People hold strong moral objections to commercial bodily markets—the buying and selling of the human body and its components (e.g., prostitution; commercial surrogacy; trade of kidneys, blood plasma, sperm, ovum, and hair). This research takes a descriptive approach to understand why people object to the marketing of the human body and how their moral objections differ across the political spectrum. The authors propose that liberals and conservatives find bodily markets to be morally wrong; however, the two groups object to bodily markets for different reasons. Liberals are more sensitive to exploitation concerns, but conservatives are more sensitive to violation of sanctity concerns in these markets. Real-world observational data and controlled experiments test these predictions. The findings show how sociopolitical leaders utilize the different moral objections to persuade their respective audiences, such as how conservative versus more liberal pastors sermonize differently on prostitution. Second, results show how targeted marketing campaigns encourage liberals and conservatives to participate in consumer advocacy and donate to political causes. Third, findings outline how liberals and conservatives support different regulatory laws that penalize buyers versus sellers. Finally, results show how the different moral objections manifest for live bodily products but not for dead bodily products.

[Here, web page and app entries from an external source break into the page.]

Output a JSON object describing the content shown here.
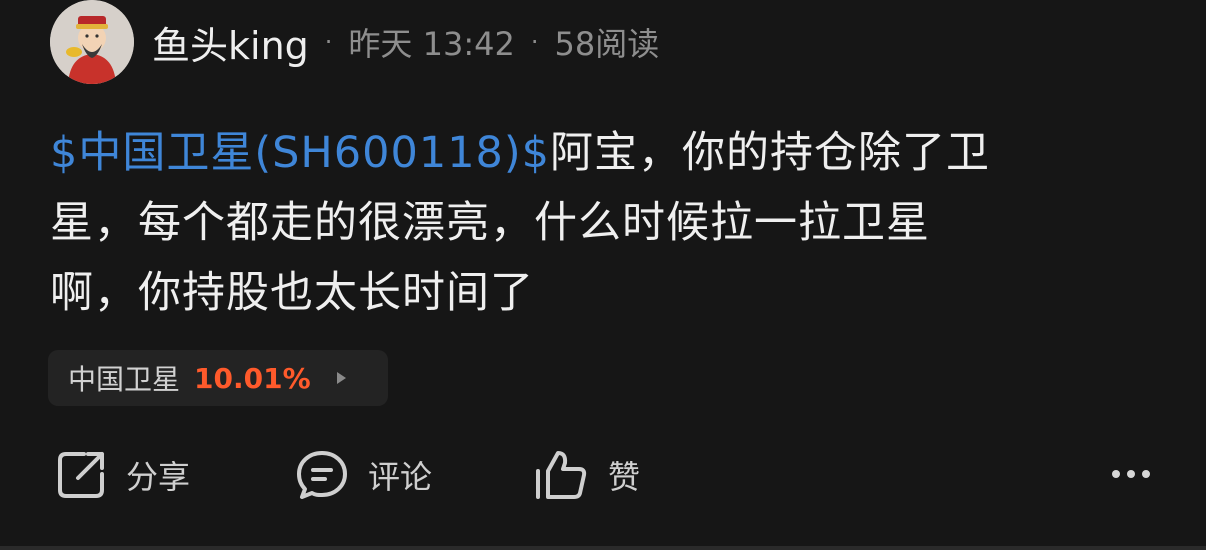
{
  "post": {
    "author": {
      "name": "鱼头king",
      "avatar_icon": "fortune-god-avatar"
    },
    "time": "昨天 13:42",
    "reads": "58阅读",
    "content": {
      "stock_link": "$中国卫星(SH600118)$",
      "body_lines": [
        "阿宝，你的持仓除了卫",
        "星，每个都走的很漂亮，什么时候拉一拉卫星",
        "啊，你持股也太长时间了"
      ]
    },
    "stock_chip": {
      "name": "中国卫星",
      "change": "10.01%",
      "change_color": "#ff5a2b"
    }
  },
  "actions": {
    "share": {
      "label": "分享",
      "icon": "share-icon"
    },
    "comment": {
      "label": "评论",
      "icon": "comment-icon"
    },
    "like": {
      "label": "赞",
      "icon": "thumbs-up-icon"
    },
    "more": {
      "icon": "more-icon"
    }
  },
  "colors": {
    "background": "#161616",
    "link": "#3f86d8",
    "muted": "#8e8e8e"
  }
}
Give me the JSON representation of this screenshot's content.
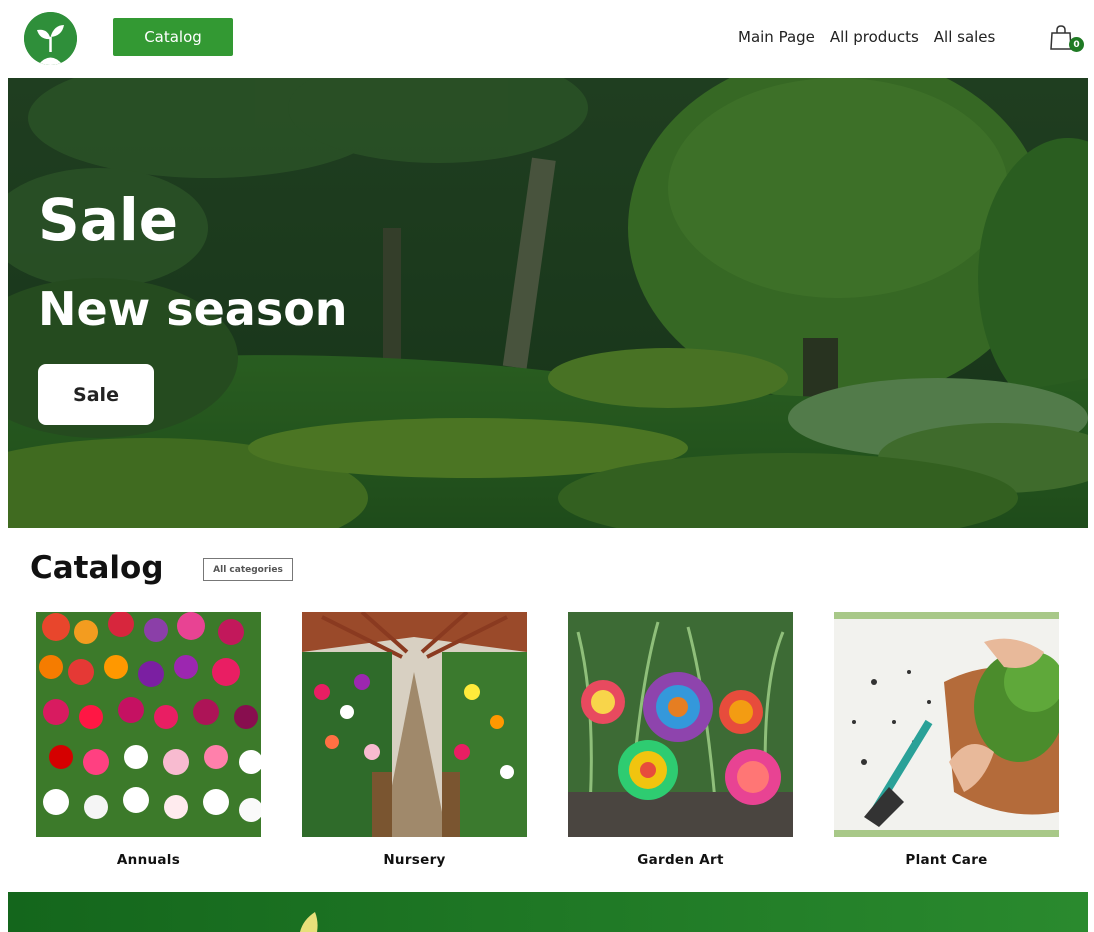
{
  "header": {
    "logo_icon": "sprout-icon",
    "catalog_button": "Catalog",
    "nav": [
      "Main Page",
      "All products",
      "All sales"
    ],
    "cart_icon": "shopping-bag-icon",
    "cart_count": "0"
  },
  "hero": {
    "title": "Sale",
    "subtitle": "New season",
    "button": "Sale"
  },
  "catalog": {
    "title": "Catalog",
    "all_categories": "All categories",
    "items": [
      {
        "label": "Annuals"
      },
      {
        "label": "Nursery"
      },
      {
        "label": "Garden Art"
      },
      {
        "label": "Plant Care"
      }
    ]
  },
  "colors": {
    "accent": "#339933",
    "dark_green": "#1f7a24",
    "banner_start": "#14661c",
    "banner_end": "#2a8a2e"
  }
}
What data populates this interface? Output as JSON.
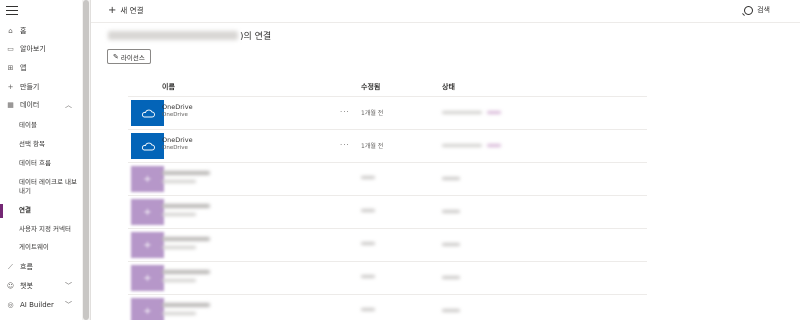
{
  "sidebar": {
    "items": [
      {
        "label": "홈",
        "icon": "home-icon"
      },
      {
        "label": "알아보기",
        "icon": "book-icon"
      },
      {
        "label": "앱",
        "icon": "apps-icon"
      },
      {
        "label": "만들기",
        "icon": "plus-icon"
      },
      {
        "label": "데이터",
        "icon": "table-icon"
      }
    ],
    "data_subitems": [
      "테이블",
      "선택 항목",
      "데이터 흐름",
      "데이터 레이크로 내보내기",
      "연결",
      "사용자 지정 커넥터",
      "게이트웨이"
    ],
    "bottom_items": [
      {
        "label": "흐름",
        "icon": "flow-icon"
      },
      {
        "label": "챗봇",
        "icon": "chatbot-icon"
      },
      {
        "label": "AI Builder",
        "icon": "ai-builder-icon"
      }
    ],
    "active": "연결",
    "accent": "#742774"
  },
  "topbar": {
    "new_connection": "새 연결",
    "search": "검색"
  },
  "page": {
    "title_suffix": ")의 연결",
    "license_button": "라이선스"
  },
  "table": {
    "headers": {
      "name": "이름",
      "modified": "수정됨",
      "status": "상태"
    },
    "rows": [
      {
        "name": "OneDrive",
        "sub": "OneDrive",
        "modified": "1개월 전",
        "more": "···"
      },
      {
        "name": "OneDrive",
        "sub": "OneDrive",
        "modified": "1개월 전",
        "more": "···"
      }
    ]
  },
  "colors": {
    "onedrive_tile": "#0364b8",
    "blurred_tile": "#b697c9"
  }
}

political identity, moral judgments, prostitution, organ trade, illegal markets